My experiences from compact cameras are not the best. I tend to use them a bit and then put them somewhere, never really liking using them or the resulting photos. Most of the time they stay there until I have forgotten that I even own them. The problem is often that I compare them to my Nikon cameras in terms of speed and ease of use.
But now, only after a couple of days with my new Fuji X100s, I am finally happy with a smaller camera. Not that it is that small, but easier to hang on my shoulder and start using whenever I want to.
I am often hired by companies to take photos for their image banks, and many times they more or less request a style that is seen often in stock photos. Clean setups in a bright room, one or two persons having some sort of meeting and a relatively simple background. Photos that are easy to use on the web, in financial reports and newsletters, but with their own people, not generic models.
Using ordinary people to act as models can be tricky, but it can also be very simple. In this case, where they would be having an informal meeting around an iPad, I just told them to play meeting. And that is something most people can to, and even find amusing. As soon as they start having their fake meeting, I start shooting, giving them as little directions as I can. Sooner or later it looks almost natural.

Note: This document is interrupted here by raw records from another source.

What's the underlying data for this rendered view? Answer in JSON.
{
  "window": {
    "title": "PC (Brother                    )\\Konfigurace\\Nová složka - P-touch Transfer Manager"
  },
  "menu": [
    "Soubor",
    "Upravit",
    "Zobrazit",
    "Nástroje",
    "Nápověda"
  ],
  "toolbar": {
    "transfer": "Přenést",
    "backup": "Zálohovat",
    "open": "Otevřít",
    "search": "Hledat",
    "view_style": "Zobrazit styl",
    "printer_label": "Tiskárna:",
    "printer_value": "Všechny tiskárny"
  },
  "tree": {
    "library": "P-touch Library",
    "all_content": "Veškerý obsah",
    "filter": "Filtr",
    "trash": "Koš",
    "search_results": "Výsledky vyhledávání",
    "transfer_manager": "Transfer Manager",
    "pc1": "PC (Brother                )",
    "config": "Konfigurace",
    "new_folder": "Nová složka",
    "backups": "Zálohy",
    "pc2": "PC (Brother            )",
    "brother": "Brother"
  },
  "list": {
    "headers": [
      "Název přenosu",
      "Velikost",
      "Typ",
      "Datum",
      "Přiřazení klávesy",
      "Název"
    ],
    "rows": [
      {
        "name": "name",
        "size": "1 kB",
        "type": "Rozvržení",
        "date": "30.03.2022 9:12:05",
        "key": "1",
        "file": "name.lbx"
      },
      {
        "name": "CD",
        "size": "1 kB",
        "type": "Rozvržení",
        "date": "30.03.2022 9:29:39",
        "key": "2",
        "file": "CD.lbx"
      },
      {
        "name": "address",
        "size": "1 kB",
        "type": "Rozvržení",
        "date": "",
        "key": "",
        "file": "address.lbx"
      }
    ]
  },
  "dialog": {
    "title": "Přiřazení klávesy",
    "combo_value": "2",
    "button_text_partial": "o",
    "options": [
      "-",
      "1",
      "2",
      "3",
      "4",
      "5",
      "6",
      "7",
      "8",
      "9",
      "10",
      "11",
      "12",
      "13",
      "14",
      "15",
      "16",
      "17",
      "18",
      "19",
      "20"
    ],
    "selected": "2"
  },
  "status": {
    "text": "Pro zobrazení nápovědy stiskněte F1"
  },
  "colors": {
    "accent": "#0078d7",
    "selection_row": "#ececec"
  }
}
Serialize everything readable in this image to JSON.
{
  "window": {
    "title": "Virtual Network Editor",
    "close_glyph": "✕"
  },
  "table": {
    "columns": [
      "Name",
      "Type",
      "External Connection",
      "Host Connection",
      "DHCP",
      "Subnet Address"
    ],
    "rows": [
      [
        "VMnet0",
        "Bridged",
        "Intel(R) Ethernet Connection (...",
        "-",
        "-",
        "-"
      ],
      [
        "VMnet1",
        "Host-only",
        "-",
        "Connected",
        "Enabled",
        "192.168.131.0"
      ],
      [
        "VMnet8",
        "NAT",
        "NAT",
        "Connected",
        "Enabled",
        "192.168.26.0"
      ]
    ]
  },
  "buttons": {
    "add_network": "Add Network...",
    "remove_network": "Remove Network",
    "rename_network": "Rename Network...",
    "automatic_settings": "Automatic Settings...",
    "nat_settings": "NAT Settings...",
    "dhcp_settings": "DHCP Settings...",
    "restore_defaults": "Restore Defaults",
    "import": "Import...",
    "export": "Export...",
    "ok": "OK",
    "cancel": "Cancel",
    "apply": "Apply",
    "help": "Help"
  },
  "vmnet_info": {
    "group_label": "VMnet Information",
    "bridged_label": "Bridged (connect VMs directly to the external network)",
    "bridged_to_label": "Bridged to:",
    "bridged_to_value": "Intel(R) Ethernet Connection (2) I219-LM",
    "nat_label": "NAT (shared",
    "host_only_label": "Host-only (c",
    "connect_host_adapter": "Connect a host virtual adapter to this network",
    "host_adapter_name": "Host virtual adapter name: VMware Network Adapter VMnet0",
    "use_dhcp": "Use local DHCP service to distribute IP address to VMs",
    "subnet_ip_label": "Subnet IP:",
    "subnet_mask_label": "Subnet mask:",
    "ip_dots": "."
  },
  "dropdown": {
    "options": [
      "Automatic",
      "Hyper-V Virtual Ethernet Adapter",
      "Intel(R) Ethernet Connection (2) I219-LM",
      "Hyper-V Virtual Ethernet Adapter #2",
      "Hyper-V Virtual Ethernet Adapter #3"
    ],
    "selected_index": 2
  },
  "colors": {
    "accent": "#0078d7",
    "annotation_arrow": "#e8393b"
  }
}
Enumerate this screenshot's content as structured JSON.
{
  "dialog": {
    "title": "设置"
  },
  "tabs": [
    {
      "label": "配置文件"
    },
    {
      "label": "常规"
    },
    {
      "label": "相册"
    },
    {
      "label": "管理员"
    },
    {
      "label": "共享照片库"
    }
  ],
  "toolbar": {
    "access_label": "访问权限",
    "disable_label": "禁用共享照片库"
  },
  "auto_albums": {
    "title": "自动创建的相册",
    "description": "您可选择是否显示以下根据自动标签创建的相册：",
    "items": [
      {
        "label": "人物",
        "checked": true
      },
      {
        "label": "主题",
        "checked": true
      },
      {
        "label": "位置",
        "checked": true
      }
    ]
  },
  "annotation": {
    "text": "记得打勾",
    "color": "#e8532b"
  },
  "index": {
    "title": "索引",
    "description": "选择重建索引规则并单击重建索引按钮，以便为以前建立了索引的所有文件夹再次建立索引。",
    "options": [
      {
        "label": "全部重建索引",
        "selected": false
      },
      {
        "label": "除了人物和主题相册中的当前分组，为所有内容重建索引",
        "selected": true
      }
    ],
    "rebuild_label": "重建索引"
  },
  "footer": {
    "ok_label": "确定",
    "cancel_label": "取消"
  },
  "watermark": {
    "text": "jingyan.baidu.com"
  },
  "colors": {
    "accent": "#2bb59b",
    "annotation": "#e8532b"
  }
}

Lighting this kind of photo is mostly done by adding light in a fashion that makes the image bright and clean. I try to imagine how the light would be if they where in an office with very large windows.
Last year, I posted a test shot from this photo session with a Swedish author, and now I can show the real portrait. Her book is out, so there is no restrictions anymore.
This is from the studio were we tried a couple of different setups, one of them with a green background and ring flash. My main light was a beauty dish, but the ring flash did its part too by adding fill from the camera angle, on-axis as they say.
This portrait showcasing make-up from a Swedish company was one of the last photo sessions I did before I started my paternity leave, just before Christmas 2012. Not the kind of portraits I do often, but very rewarding to work with talented people creating something beautiful.
We worked a couple of hours in the studio and the result was six portrait with two different make-ups and styling. I will get back with a more detailed blog post showing how I set up the lights and all that.